----- Provided entries

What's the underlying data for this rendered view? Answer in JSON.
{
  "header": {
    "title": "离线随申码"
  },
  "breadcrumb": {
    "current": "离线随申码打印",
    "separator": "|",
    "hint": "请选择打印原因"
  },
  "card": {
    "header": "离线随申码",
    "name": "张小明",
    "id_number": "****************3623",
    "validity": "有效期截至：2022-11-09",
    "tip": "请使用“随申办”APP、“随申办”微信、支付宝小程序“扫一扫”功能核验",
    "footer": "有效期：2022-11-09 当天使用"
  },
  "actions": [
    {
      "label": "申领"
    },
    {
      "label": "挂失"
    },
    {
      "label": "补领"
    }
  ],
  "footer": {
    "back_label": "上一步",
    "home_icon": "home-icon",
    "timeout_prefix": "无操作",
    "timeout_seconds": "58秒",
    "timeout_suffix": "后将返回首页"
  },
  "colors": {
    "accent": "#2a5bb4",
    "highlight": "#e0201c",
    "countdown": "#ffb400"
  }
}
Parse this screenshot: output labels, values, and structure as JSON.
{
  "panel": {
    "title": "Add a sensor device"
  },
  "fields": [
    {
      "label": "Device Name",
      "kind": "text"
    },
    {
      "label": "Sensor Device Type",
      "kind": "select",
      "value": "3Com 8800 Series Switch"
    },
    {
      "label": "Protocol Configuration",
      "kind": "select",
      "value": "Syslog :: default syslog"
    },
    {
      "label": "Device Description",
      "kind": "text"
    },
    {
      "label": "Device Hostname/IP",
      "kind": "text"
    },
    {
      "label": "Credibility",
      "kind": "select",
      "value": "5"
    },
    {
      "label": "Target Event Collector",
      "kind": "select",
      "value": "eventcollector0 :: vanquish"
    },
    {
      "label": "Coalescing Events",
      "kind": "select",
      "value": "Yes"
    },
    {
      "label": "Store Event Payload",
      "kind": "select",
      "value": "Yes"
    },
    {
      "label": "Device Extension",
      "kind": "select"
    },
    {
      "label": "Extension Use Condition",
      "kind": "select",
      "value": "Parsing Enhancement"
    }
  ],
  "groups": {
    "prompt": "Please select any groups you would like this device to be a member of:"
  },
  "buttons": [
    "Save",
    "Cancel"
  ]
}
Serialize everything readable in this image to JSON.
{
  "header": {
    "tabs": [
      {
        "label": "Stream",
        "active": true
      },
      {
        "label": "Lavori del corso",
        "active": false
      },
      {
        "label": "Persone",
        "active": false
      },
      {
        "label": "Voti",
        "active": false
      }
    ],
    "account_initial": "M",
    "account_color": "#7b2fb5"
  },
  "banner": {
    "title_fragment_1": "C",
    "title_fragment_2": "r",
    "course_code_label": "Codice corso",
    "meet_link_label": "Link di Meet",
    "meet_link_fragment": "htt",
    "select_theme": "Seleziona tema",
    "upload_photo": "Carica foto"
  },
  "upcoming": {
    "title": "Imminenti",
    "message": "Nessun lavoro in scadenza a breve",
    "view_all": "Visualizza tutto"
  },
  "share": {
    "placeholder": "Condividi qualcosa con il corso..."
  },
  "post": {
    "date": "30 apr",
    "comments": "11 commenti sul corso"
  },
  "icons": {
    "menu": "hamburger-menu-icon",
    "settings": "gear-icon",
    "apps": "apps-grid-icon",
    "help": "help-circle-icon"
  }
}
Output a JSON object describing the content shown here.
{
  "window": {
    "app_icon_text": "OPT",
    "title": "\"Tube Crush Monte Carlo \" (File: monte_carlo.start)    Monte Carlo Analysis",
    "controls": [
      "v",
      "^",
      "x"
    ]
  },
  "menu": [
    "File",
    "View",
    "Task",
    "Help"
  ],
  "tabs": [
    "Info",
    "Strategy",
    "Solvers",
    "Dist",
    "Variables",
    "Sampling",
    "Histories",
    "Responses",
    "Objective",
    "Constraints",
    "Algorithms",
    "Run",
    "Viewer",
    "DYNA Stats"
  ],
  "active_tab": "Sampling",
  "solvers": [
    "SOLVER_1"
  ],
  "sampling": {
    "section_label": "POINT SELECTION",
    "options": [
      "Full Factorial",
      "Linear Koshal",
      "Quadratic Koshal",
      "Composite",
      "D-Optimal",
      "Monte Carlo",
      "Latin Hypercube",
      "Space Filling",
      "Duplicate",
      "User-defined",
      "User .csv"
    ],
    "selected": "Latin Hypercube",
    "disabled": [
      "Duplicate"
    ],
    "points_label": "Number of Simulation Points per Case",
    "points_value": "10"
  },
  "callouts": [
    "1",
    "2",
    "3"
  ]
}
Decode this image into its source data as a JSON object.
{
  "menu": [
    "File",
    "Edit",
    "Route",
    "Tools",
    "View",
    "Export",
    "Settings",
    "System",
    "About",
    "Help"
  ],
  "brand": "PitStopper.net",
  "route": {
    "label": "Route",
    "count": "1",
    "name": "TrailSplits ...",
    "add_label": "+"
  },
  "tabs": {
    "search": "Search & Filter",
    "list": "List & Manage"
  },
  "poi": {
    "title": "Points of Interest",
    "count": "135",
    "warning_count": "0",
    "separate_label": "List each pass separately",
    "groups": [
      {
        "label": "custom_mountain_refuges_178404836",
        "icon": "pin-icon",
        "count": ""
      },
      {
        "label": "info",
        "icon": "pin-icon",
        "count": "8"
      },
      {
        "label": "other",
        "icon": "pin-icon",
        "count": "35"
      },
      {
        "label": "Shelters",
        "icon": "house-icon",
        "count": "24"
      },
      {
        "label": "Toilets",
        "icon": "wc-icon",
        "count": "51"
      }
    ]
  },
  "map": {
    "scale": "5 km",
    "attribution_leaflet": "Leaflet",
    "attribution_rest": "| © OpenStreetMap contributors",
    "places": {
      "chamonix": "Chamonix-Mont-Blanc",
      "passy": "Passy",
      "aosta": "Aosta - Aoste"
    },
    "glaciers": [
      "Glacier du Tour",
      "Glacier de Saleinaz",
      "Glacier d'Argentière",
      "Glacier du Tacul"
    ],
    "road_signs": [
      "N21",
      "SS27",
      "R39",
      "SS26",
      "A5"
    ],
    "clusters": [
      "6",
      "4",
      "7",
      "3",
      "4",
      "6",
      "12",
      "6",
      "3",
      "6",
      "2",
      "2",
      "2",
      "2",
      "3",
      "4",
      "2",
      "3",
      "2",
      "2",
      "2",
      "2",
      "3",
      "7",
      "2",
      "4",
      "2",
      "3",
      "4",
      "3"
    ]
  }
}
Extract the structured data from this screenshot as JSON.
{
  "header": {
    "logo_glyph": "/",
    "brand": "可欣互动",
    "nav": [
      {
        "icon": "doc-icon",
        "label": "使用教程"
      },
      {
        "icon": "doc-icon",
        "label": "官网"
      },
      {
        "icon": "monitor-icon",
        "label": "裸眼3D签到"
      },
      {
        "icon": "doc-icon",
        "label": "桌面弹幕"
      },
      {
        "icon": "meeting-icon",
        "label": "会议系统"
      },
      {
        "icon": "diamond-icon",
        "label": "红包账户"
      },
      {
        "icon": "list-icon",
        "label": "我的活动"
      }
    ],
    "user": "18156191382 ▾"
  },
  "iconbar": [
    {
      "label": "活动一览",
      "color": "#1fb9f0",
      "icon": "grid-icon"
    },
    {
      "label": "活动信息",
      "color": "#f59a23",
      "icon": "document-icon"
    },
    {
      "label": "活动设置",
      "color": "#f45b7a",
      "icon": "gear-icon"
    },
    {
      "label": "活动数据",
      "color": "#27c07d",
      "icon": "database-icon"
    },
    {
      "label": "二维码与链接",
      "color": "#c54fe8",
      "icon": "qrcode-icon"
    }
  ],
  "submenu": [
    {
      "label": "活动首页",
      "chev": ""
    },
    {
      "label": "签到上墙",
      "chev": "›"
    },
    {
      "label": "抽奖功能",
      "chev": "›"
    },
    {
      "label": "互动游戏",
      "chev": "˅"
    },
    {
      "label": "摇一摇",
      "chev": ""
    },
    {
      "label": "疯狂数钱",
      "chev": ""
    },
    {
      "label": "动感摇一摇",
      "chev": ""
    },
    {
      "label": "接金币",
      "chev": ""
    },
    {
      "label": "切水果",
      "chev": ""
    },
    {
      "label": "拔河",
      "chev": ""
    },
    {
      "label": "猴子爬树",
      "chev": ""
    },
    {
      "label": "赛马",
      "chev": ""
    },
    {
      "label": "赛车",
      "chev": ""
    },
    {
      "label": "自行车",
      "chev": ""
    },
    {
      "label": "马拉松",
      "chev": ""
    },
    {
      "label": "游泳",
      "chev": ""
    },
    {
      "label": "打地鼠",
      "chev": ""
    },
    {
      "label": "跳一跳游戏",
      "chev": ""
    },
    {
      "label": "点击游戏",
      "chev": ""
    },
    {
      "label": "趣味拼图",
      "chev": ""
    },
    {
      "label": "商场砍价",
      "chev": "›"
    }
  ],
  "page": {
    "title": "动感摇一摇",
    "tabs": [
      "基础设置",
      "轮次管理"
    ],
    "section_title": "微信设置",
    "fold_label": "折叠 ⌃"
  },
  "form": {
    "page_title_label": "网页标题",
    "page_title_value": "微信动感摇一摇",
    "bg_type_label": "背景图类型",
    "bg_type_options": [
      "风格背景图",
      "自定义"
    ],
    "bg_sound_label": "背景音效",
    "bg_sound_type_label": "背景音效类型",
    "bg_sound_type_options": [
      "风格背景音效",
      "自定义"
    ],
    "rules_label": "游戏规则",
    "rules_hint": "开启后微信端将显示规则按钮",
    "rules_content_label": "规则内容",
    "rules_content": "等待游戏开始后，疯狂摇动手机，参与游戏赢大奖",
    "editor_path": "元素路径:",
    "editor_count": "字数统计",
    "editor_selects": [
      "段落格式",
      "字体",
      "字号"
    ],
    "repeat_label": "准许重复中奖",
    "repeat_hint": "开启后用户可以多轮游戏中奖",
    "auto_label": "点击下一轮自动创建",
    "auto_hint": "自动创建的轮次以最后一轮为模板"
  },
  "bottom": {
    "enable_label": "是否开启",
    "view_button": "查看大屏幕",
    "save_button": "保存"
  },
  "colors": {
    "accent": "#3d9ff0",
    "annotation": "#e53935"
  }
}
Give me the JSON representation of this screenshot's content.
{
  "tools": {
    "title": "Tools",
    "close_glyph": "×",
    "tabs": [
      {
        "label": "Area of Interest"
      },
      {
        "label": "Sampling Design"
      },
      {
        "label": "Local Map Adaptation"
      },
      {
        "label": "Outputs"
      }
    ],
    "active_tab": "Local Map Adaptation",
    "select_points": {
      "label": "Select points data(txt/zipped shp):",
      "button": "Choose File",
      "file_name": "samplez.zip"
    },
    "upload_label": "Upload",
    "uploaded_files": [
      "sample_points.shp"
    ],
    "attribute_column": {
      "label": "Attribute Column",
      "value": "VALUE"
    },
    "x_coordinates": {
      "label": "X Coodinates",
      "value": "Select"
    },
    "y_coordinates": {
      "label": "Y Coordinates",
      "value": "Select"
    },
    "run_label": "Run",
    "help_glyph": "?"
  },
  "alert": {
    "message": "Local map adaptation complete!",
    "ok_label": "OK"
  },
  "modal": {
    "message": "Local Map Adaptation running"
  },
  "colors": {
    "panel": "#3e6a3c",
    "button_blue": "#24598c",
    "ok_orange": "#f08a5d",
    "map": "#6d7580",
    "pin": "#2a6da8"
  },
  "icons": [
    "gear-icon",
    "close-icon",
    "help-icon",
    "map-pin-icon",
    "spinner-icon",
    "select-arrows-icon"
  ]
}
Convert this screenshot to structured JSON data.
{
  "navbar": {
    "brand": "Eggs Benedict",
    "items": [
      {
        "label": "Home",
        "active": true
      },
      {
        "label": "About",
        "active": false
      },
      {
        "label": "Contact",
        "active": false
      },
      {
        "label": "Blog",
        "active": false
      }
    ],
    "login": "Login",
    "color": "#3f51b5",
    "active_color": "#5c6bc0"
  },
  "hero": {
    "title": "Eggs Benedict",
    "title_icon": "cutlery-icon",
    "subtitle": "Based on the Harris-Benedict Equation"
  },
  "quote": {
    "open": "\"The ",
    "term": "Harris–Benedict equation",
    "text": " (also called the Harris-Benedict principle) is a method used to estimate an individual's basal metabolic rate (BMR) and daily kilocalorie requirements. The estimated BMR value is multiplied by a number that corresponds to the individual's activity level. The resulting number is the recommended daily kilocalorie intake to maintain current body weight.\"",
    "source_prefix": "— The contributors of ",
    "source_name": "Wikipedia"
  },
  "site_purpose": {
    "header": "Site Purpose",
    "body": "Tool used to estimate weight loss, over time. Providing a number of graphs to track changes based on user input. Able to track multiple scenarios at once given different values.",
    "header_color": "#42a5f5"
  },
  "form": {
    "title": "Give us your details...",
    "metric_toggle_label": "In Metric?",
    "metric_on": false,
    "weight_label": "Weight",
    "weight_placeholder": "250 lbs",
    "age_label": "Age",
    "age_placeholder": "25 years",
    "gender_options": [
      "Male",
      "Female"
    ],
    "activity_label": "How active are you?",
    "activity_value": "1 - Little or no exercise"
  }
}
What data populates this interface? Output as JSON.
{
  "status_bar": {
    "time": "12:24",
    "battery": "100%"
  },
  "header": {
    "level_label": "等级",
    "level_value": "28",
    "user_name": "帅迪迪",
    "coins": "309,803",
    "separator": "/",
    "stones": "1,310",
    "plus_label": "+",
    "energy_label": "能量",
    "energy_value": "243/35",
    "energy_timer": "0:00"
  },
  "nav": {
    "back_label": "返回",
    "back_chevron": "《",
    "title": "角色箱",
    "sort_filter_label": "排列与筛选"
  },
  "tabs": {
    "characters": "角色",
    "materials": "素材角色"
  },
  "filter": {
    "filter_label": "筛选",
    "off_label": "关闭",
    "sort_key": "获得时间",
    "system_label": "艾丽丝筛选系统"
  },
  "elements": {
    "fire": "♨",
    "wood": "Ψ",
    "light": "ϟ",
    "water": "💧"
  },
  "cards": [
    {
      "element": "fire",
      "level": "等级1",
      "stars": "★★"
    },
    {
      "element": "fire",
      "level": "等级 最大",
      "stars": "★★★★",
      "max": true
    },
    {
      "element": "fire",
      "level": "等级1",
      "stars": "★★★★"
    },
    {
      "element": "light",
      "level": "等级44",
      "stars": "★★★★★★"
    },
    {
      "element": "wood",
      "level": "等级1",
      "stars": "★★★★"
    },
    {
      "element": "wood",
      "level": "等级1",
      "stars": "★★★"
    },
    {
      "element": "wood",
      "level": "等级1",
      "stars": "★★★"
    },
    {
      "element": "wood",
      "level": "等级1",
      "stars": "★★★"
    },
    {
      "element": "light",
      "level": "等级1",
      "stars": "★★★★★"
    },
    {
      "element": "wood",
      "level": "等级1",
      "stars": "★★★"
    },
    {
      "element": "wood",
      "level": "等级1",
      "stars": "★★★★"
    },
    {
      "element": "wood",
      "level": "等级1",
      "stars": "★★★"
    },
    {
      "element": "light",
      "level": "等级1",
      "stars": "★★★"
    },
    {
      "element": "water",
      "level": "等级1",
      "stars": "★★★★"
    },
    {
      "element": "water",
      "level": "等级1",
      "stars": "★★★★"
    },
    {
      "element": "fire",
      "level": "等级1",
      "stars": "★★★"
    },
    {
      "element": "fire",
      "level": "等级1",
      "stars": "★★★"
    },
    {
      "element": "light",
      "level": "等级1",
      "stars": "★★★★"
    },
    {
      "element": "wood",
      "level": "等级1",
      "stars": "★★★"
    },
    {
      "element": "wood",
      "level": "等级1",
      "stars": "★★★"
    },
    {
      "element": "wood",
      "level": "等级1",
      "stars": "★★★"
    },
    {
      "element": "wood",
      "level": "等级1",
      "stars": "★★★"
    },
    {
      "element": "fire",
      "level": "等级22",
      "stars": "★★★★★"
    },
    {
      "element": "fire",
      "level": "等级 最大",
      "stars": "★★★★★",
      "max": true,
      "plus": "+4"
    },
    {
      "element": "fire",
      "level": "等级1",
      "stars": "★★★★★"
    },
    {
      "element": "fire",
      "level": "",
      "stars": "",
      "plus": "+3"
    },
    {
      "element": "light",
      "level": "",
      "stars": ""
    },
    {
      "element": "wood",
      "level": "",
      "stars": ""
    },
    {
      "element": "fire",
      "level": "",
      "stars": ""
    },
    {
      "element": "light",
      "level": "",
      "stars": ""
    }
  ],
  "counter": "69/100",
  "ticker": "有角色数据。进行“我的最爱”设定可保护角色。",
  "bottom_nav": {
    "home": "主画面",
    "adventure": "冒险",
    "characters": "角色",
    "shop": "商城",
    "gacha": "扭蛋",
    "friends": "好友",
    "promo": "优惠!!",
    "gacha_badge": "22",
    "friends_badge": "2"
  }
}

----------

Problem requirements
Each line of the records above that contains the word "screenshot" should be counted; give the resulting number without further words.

Written response
4